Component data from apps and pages
※
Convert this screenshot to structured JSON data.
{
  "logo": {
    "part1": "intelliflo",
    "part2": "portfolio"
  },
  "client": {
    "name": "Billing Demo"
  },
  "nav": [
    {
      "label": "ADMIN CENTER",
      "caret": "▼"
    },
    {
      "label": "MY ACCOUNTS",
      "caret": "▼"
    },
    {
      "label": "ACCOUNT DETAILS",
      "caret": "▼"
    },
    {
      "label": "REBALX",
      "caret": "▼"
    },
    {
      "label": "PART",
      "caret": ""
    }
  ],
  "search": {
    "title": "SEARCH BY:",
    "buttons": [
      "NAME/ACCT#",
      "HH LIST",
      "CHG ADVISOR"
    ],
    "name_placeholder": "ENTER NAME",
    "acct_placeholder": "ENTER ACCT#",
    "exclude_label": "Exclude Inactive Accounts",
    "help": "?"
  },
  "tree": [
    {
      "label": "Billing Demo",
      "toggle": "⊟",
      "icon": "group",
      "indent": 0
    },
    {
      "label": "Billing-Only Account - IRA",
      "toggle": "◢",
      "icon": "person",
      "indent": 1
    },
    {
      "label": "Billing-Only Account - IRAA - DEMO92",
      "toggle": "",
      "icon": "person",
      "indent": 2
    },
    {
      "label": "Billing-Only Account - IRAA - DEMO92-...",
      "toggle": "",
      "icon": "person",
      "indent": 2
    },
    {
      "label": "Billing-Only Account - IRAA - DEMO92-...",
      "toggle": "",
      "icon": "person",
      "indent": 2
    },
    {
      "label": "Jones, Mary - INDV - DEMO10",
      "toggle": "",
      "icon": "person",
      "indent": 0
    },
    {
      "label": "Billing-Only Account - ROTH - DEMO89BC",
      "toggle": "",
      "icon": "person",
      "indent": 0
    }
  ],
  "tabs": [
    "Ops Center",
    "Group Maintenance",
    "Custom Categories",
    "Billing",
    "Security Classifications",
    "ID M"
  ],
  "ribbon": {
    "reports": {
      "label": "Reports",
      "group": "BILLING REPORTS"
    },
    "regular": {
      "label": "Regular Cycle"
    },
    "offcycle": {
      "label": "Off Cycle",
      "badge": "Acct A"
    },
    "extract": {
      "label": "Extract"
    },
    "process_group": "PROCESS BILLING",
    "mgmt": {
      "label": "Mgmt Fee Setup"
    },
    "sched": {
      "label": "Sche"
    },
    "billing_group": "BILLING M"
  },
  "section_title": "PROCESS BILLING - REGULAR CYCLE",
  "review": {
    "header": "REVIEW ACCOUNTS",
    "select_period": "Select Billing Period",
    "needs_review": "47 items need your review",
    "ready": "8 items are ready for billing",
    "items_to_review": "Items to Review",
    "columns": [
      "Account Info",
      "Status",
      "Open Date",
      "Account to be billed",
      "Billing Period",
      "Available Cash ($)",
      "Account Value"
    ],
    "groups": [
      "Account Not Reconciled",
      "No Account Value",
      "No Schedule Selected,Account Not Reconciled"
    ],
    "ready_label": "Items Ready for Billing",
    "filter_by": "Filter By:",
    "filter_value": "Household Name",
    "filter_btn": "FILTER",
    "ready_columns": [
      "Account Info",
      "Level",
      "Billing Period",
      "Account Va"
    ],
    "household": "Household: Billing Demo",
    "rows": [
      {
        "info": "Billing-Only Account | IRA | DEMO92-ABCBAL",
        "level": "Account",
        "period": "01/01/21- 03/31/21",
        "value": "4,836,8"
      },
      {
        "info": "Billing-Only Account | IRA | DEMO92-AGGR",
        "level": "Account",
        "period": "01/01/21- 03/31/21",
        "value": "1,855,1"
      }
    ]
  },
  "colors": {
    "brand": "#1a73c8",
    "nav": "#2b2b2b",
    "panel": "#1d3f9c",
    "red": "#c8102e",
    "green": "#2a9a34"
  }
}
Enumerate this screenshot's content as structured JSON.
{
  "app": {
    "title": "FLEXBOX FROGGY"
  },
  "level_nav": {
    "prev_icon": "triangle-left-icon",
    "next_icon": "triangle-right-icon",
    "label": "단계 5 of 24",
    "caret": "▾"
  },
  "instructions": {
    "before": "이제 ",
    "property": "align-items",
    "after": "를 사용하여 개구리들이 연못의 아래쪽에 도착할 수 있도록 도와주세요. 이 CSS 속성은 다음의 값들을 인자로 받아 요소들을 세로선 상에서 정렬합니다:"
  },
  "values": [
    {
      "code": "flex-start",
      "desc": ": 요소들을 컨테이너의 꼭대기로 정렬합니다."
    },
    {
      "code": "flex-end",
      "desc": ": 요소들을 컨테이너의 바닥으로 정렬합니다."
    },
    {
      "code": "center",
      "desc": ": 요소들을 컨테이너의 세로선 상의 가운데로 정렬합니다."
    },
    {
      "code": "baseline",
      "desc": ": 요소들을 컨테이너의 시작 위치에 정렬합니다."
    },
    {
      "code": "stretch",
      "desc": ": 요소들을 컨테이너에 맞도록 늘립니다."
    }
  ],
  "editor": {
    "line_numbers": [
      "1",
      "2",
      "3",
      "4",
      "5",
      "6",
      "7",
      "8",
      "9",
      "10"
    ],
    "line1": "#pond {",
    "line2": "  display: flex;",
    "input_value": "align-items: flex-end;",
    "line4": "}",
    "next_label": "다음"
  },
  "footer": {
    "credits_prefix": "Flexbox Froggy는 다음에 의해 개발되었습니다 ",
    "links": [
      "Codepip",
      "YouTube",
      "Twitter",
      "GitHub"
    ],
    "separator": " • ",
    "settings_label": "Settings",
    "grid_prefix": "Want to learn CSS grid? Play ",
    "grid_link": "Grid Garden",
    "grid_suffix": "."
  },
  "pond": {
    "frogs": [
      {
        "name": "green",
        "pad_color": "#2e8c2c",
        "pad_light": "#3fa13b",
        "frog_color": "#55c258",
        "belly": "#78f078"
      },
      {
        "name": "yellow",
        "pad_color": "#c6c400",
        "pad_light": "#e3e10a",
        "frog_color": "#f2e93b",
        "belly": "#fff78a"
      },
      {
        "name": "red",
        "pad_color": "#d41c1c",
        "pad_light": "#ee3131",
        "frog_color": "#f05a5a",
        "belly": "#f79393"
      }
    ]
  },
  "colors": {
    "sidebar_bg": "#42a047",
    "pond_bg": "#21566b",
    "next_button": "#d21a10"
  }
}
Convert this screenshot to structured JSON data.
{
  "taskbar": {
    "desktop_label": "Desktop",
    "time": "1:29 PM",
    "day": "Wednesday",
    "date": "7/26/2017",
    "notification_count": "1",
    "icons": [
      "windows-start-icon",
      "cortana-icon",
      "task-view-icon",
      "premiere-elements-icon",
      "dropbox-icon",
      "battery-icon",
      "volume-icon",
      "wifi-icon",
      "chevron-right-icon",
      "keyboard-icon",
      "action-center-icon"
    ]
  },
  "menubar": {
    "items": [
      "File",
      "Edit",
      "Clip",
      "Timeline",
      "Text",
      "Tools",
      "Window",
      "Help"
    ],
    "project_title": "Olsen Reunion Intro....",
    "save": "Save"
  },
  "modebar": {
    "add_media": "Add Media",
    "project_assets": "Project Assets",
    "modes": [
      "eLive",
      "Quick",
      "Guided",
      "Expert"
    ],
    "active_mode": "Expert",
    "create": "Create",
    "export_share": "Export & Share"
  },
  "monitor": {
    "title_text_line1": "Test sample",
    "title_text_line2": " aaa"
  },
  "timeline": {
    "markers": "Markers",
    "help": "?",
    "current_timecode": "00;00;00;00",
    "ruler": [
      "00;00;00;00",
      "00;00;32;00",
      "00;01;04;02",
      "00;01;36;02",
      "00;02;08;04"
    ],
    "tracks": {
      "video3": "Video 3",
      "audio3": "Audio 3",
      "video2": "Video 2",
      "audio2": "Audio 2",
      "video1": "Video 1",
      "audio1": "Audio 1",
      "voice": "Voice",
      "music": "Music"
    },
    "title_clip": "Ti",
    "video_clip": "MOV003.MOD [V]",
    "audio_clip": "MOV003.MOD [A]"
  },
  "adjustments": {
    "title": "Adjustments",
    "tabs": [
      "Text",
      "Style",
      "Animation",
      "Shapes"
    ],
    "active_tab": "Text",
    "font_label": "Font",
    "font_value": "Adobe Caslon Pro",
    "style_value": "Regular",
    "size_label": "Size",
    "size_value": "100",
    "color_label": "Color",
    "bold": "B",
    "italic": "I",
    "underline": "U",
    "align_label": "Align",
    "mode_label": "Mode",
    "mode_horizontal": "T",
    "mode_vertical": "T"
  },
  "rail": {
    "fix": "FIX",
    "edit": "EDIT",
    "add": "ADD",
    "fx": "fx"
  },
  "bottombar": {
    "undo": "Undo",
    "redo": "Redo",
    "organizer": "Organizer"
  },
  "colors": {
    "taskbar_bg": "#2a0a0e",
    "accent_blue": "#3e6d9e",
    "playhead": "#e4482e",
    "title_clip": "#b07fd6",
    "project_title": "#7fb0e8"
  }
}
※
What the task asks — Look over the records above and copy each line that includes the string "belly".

Output for this exercise —
        "belly": "#78f078"
        "belly": "#fff78a"
        "belly": "#f79393"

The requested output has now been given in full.